Height: Your TV stand's height should be based on preference, but consider this rule of thumb: Position your TV so the lower half of the screen is level to your TV-viewing sightline. If you have tall chairs, consider getting a tall TV stand; if you prefer a low couch, then a short TV cabinet would be a better choice.
Shelves: TV entertainment centers usually come with at least one or two shelves, but they can feature as many as six or eight. Find TV furniture that supports your media library. A TV stand with adjustable shelves allows you to tailor the configuration to your audio-video components and distinguish a CD shelf from a DVD shelf.
TV hutches: Hutches, traditionally, are television stands that are enclosed; they have doors or drawers for hiding electronics components from view. These are especially popular among those who want to keep their television from being the focal point of their furniture.
TV consoles and credenzas: Consoles and credenzas make excellent entertainment stands, being fairly short (around 30 inches tall or less) and wide enough to support most televisions. One of the best features of consoles and credenzas is the storage space. If you need something to house a television along with other living room essentials, like blankets and throw pillows, a TV credenza is a fantastic solution. TV consoles and credenzas may or may not have drawers or doors, but they always feature backs and side panels, which is what distinguishes them from platforms.
Platform TV stands: Pared-down platform TV stands are designed to please your inner minimalist. Platforms feature one or more uprights for shelves, but their frames are usually free of backs, sides or doors. Glass and metal are their most common materials, though wood is also available.
Corner TV stands: Corner TV stands are designed as right triangles, so they can ease into a corner against both walls. They make perfect sense for small living rooms and bedrooms and give you the most entertainment bang for your buck. You can find a corner TV stand built to the specifications of a console TV stand or a platform TV stand.
Wood TV stands: Solid wood is a great option for any style of TV stand. Hardwoods such as oak, maple, cherry, teak, mahogany and ebony are premium woods. Solid wood is very durable and also more expensive than other materials. Wood veneer is a good choice for wooden TV stands. Wood veneer is made by gluing thin strips of real wood to a substrate. Premium woods are used to cover less expensive woods and engineered wood products. Wood veneer TV stands are usually quite affordable. Engineered woods include plywood, oriented strand board (OSB), medium density fiberboard (MDF) and other products. Often made from mill waste, wood scraps and other materials that would otherwise end up in the trash, engineered woods are glued and bonded into sheets. These environmentally friendly recycled products reduce the need for tree cutting and, in some ways, are better than solid wood because they cost less and do not warp.

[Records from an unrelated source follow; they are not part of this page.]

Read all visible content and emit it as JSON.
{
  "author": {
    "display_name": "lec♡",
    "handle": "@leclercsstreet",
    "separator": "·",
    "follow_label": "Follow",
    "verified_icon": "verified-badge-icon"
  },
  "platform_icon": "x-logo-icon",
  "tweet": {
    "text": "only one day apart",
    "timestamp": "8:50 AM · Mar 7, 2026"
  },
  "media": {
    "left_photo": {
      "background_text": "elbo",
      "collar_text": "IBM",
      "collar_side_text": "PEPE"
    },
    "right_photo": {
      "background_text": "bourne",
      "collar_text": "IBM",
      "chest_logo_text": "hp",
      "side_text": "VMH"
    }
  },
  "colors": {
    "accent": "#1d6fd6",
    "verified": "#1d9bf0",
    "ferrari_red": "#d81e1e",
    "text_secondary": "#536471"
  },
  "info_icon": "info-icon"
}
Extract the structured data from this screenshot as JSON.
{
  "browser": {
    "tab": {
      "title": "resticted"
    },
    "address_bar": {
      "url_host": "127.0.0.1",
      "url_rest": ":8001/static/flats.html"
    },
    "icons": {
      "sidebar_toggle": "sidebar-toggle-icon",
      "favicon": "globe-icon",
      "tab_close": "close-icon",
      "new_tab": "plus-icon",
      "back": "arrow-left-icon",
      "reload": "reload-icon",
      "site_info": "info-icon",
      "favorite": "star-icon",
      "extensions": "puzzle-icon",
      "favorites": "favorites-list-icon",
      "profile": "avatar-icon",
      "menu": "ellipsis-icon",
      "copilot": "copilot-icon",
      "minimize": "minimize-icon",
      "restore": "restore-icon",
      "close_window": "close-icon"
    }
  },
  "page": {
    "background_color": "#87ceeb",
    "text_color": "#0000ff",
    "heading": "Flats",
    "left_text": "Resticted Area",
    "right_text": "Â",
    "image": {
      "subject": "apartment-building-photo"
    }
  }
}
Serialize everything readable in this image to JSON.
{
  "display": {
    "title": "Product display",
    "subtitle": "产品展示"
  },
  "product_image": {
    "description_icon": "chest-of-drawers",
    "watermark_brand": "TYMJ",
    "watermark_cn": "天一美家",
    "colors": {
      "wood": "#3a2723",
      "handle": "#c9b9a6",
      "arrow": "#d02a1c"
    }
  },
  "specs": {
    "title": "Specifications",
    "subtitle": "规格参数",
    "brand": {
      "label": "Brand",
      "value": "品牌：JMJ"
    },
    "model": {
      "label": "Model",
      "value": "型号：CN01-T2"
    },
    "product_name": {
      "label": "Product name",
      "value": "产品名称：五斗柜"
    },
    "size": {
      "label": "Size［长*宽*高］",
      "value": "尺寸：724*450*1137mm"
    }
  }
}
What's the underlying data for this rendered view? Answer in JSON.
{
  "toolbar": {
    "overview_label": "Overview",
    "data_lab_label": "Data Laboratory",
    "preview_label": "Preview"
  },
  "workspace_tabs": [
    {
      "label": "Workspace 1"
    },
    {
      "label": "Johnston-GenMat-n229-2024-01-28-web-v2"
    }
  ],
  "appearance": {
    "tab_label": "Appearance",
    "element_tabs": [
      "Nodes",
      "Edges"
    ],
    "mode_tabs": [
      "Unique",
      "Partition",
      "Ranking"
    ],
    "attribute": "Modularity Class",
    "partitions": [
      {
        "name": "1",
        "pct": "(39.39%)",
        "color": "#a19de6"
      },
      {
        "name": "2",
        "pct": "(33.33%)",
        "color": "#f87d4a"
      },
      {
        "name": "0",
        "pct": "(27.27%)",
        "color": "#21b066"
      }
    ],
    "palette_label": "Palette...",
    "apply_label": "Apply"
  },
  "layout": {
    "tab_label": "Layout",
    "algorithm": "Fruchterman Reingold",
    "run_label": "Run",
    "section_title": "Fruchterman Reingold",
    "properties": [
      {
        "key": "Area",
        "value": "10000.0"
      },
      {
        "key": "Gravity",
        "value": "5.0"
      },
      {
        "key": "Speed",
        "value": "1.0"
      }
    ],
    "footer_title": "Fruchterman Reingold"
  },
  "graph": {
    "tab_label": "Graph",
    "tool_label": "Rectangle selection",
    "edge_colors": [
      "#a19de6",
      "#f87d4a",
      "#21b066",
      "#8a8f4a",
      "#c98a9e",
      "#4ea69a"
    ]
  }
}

Metal and glass TV stands: In metal TV stands, stainless steel is the alloy of choice, though aluminum and brass can be found occasionally. A stainless steel TV stand won't rust, and it takes both powder coating and chrome plating extremely well, which means it's available in a variety of attractive finishes. Glass is used mostly in shelves but occasionally in doors. Tempered glass is the best choice in furniture because it is four to six times stronger than traditional glass.Tempered glass should always be clearly marked, so be sure you are getting the safety and durability you deserve.
Mobility: If you have a large room, like to switch from couch to chair and your television isn't too large, then you might enjoy a TV stand with a swivel. Swivels also come in handy for reducing glare. Wheels, often attached to smaller TV cabinets, allow you to transfer your TV stand from room to room as needed.